Key point: China is making rapid progress in achieving a major carrier-based navy.
The Chinese military has decided to develop the air force’s J-20 stealth fighter into a sea-based variant to fly from the navy’s growing fleet of aircraft carriers.
The Central Military Commission, the People’s Liberation Army’s top decision-making body, favors the J-20 over the smaller FC-31 stealth fighter design, according to the Hong Kong South China Morning Post.
The Chengdu Aerospace Corporation, which builds the J-20 for the air force, “will announce some new products, which will include a new version of their J-20,” an unnamed source told the newspaper. “You can guess what type it will be.”
If the selection of the J-20 is confirmed it will mark the end of a lengthy debate between its supporters and advocates of the FC-31 as to which would make a better carrier-based fighter.
Those who favored the J-20 said it was more advanced and reliable than the FC-31, but its supporters said it was more light and nimble.
“Both the J-20 and FC-31 have their advantages. The size of the J-20 is similar to the J-15 since both are powerful heavy fighters,” Song Zhongping, a military commentator for Hong Kong-based Phoenix Television, said.
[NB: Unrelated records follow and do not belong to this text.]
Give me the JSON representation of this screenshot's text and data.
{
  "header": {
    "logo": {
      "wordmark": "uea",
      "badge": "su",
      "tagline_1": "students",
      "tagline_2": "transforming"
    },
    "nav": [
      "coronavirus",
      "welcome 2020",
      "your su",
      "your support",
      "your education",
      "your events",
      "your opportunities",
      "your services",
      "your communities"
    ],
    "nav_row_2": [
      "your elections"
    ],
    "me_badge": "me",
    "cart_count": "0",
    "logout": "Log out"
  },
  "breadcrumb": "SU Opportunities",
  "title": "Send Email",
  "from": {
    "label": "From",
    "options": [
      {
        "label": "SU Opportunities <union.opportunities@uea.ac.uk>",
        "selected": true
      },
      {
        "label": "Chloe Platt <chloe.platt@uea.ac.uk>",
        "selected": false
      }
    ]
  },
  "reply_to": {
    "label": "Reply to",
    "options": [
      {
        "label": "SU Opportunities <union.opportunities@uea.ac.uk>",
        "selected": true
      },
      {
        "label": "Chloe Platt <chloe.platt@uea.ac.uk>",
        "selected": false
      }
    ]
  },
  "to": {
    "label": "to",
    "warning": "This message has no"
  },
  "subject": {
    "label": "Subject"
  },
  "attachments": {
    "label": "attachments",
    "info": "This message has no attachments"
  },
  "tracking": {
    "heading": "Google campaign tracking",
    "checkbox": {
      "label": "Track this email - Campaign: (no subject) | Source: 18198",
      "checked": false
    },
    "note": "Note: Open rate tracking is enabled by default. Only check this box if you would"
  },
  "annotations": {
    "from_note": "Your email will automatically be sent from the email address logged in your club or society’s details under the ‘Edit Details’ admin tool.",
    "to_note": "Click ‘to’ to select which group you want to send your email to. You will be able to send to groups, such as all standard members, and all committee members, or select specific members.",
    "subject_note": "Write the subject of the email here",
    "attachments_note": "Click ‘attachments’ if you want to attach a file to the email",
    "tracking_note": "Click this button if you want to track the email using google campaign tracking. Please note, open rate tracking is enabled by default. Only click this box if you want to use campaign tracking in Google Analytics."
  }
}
The carrier-based J-20 partially would replace the J-15, China’s first carrier fighter.
The J-15 is a clone of Russia's Su-33 naval fighter. Outwardly, the fighter has a lot in common with U.S., French and British carrier planes. "The J-15 has folding wings, strengthened landing gear, a tailhook under a shortened tail stinger, two-piece slotted flaps, canards and a retractable inflight-refueling probe on the left side of the nose," the U.S. Defense Intelligence Agency explained in a January 2019 report.
The non-stealthy J-15 weighs 17 tons while empty and can launch via the ramp on the bow of China’s first two carriers, which lack catapults. But the ramp-launch method limits the J-15 to around 30 tons maximum weight, translating into a modest weapons load. The J-15 reportedly also is unreliable and accident-prone.
The J-20, which weighs 21 tons without fuel and weapons and up to 40 tons with them, likely will require a catapult for launch.
The U.S. Navy's carriers use steam catapults to launch aircraft weighing as much as 50 tons. The Chinese navy could commission its first catapult-equipped aircraft carrier in 2022, according to the May 2019 edition of the U.S. Defense Department’s annual report on Chinese military developments.
“China began construction of its second domestically built aircraft carrier in 2018, which will likely be larger and fitted with a catapult launch system,” the DIA noted. “This design will enable it to support additional fighter aircraft, fixed-wing early-warning aircraft, and more rapid flight operations. China’s second domestically built carrier is projected to be operational by 2022.”
The older flattops Liaoning and Shandong should remain useful even after the second domestic carrier -- China’s third flattop -- enters service. "Though Liaoning has substantially less capability than a U.S. Navy carrier, it provides extended air-defense coverage for at-sea task groups and is being used to develop further China’s carrier pilots, deck crews and tactics," the Pentagon noted in the 2018 edition of its annual report on the Chinese military.
Still, China's first two flattops probably won’t venture too far from home, the DIA predicted. "The primary purpose of this first domestic aircraft carrier will be to serve a regional defense mission," the intelligence agency claimed. "Beijing probably also will use the carrier to project power throughout the South China Sea and possibly into the Indian Ocean."
The Chinese navy could possess as many as six aircraft carriers by the mid-2030s, experts told state media. As many as four could have catapults.
Song Zhongping, a military expert and T.V. commentator, told Global Times that China needs at least five aircraft carriers to execute its military strategy. Wang Yunfei, a retired Chinese navy officer, said Beijing needs six flattops.
Six carriers might allow Beijing to equip each of its regional fleets with two flattops. One vessel could deploy while the other underwent maintenance.
If Chengdu does develop a carrier-based J-20, the Chinese navy eventually could operate a mixed carrier fleet including two small flattops with J-15s and as many as four bigger vessels with J-20s.